The North Dundas Council met in a Special Meeting on February 23 at the Joel Steele Community Centre, immediately following the Public Meeting. Khurram Tunio, Director of Public Works, explained the proposed re-structuring of the Public Works Department. This will not cost the Municipality any extra, but will allow for increased efficiency.
A looming issue in the Township is water and sewer. Simply put, Winchester and Chesterville, both on the municipal water system, are growing very fast. At the Council meetings you will hear the Mayor, Council, and staff, talk about “water and sewer units.” Each new build has to have enough water and sewage units assigned to it. There is a certain amount of water available, and a specific capacity to the sewage system. There has to be enough to allow a bit of wiggle room in case of a fire, or if there is a drought.
In rural areas, houses or developments have their own wells, and septic systems. The municipal system is similar, except on a much larger scale. At some point in the not-so-distant past, the Public Works Department calculated that, given the finite capacity of the wells and water system to provide water, and the sewage treatment system to deal with waste water, the township had 350 water and sewage units to allocate to development. That amount would have lasted quite a while, if growth in Winchester and Chesterville had continued on the same trajectory. It hasn’t. The pandemic has made people want to live outside bigger cities. There has been an unprecedented demand for homes in most small town and rural areas, thus the demand for development. The 350 water and sewer units that were expected to last a few years aren’t going to. Prior to the pandemic, the township had already begun to think about how to address the future need for more water and sewage capacity.
So, you are going to hear even more about water and sewage allocations in the very near future, and discussions about how to increase water and sewage capacity faster than previously anticipated. (There is detailed information, from page 21 onwards, in the Council meeting package, for the meeting of February 23, on the North Dundas website.)
Council agreed that the water and sewer allocation will be limited to 350 for both residential and commercial growth, and the capital charge (the amount paid by a developer to the township for water and sewer) will be set to $8,800 per unit. The other option presented at the meeting was to increase water and sewer allocation to 450, and set the capital charge at $10,300 per unit. Mr Tunio stressed that he doesn’t want to see the current residents of Winchester and Chesterville burdened by the cost of the water and sewer expansion. Angela Rutley, Chief Administrative Officer (CAO), explained to Council that there is very little provincial assistance to expand water and sewer systems, but that when there is the opportunity to apply for such funding, it is very important to show that the township is collecting adequate capital charges, and that the municipal government is looking for funds within their own reserves. The population of North Dundas connected to municipal water and sewer is expected to increase from 4,355 in 2019 to 8,399 by 2040. Considering the unprecedented demand for housing outside of major cities since the pandemic began, this number may need to be adjusted. The sewage lagoons require maintenance immediately. Future growth will have a significant financial impact of a minimum of $45 million. Significant increase in capital charges, combined with short term support from Township reserves, and long term funding from upper levels of governments, are necessary. North Dundas cannot continue to grow without significant financing and funding. In the next three years, water and sewer requires $5.1 million. Capital charges will be limited to $8,800 per unit, and $2.186 million will come from Hydro reserve funds from 1998. The water and sewer expansion will be in the spotlight for the foreseeable future.

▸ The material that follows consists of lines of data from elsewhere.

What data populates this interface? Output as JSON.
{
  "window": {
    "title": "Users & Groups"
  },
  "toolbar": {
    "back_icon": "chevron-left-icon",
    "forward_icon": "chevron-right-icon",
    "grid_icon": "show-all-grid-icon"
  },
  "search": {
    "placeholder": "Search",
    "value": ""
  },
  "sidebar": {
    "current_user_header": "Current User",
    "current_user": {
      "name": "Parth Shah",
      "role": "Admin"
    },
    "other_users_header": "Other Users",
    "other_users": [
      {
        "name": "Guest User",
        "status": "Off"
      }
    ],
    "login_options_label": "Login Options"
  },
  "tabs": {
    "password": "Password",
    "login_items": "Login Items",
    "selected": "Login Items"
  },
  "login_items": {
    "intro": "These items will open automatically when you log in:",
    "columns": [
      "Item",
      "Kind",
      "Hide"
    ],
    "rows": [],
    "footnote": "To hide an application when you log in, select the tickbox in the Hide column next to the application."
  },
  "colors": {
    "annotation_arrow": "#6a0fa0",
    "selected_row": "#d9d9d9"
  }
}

The positions for spring and summer employment are currently posted on the North Dundas website. The deadline to apply is March 4.

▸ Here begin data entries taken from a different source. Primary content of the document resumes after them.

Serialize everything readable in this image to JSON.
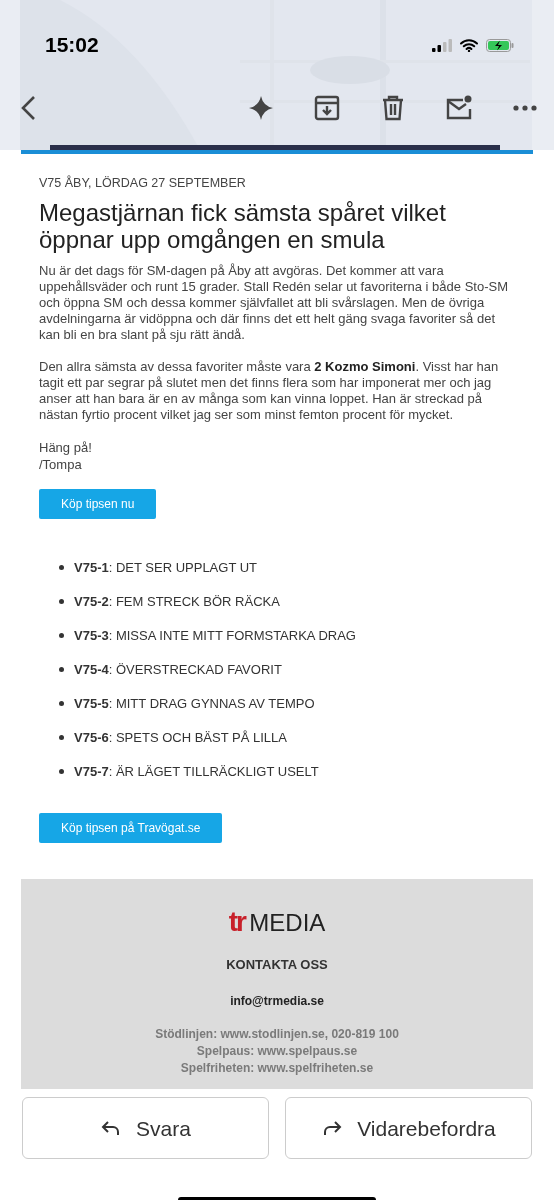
{
  "status_bar": {
    "time": "15:02"
  },
  "toolbar": {
    "actions": [
      {
        "kind": "sparkle"
      },
      {
        "kind": "archive"
      },
      {
        "kind": "delete"
      },
      {
        "kind": "unread"
      },
      {
        "kind": "more"
      }
    ]
  },
  "email": {
    "kicker": "V75 ÅBY, LÖRDAG 27 SEPTEMBER",
    "headline": "Megastjärnan fick sämsta spåret vilket öppnar upp omgången en smula",
    "paragraphs": [
      "Nu är det dags för SM-dagen på Åby att avgöras. Det kommer att vara uppehållsväder och runt 15 grader. Stall Redén selar ut favoriterna i både Sto-SM och öppna SM och dessa kommer självfallet att bli svårslagen. Men de övriga avdelningarna är vidöppna och där finns det ett helt gäng svaga favoriter så det kan bli en bra slant på sju rätt ändå.",
      "Den allra sämsta av dessa favoriter måste vara **2 Kozmo Simoni**. Visst har han tagit ett par segrar på slutet men det finns flera som har imponerat mer och jag anser att han bara är en av många som kan vinna loppet. Han är streckad på nästan fyrtio procent vilket jag ser som minst femton procent för mycket."
    ],
    "signoff": [
      "Häng på!",
      "/Tompa"
    ],
    "button_1": "Köp tipsen nu",
    "races": [
      "**V75-1**: DET SER UPPLAGT UT",
      "**V75-2**: FEM STRECK BÖR RÄCKA",
      "**V75-3**: MISSA INTE MITT FORMSTARKA DRAG",
      "**V75-4**: ÖVERSTRECKAD FAVORIT",
      "**V75-5**: MITT DRAG GYNNAS AV TEMPO",
      "**V75-6**: SPETS OCH BÄST PÅ LILLA",
      "**V75-7**: ÄR LÄGET TILLRÄCKLIGT USELT"
    ],
    "button_2": "Köp tipsen på Travögat.se",
    "footer": {
      "logo_mark": "tr",
      "logo_text": "MEDIA",
      "heading": "KONTAKTA OSS",
      "email": "info@trmedia.se",
      "lines": [
        "Stödlinjen: www.stodlinjen.se, 020-819 100",
        "Spelpaus: www.spelpaus.se",
        "Spelfriheten: www.spelfriheten.se"
      ]
    }
  },
  "actions": [
    {
      "kind": "reply",
      "label": "Svara"
    },
    {
      "kind": "forward",
      "label": "Vidarebefordra"
    }
  ]
}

The Eastern Ontario Health Unit (EOHU) solicited municipal partner support as they begin planning to vaccinate the population, and requested that municipal facilities be identified that could be used to host mass vaccination clinics, such as arenas and community centres, other community locations that might be used, as well as facilities in the municipalities where specific vulnerable populations, such as the elderly, reside. The latter could include specific apartment buildings. The locations suitable for mass vaccination clinics must allow space for physical distancing, must be accessible to all, and must allow for ease of transport of individuals to the site, such as home-bound residents and residents with special needs.
Council authorised the EOHU to use municipal facilities free of charge for vaccination clinics and other relief efforts between February 24 and June 9, 2021. A representative from the EOHU contacted the Recreation Director and visited the Joel Steele Community Hall. The EOHU subsequently requested that the Community Hall be available for five vaccine clinics initially, begining on February 27, and most likely more in the future. The people slated for vaccination next include some high priority health care workers, those in assisted living or retirement homes, and indigenous adults. Specific instructions from the EOHU will be forthcoming.
The meeting package is posted on the North Dundas website (northdundas.com) in advance of the meetings. The regular meetings are held on the second and forth Tuesday of the month. Minutes of the previous meeting are posted right after the following Council meeting, as the Council must approve the minutes from the meeting prior to them being posted. This is your council.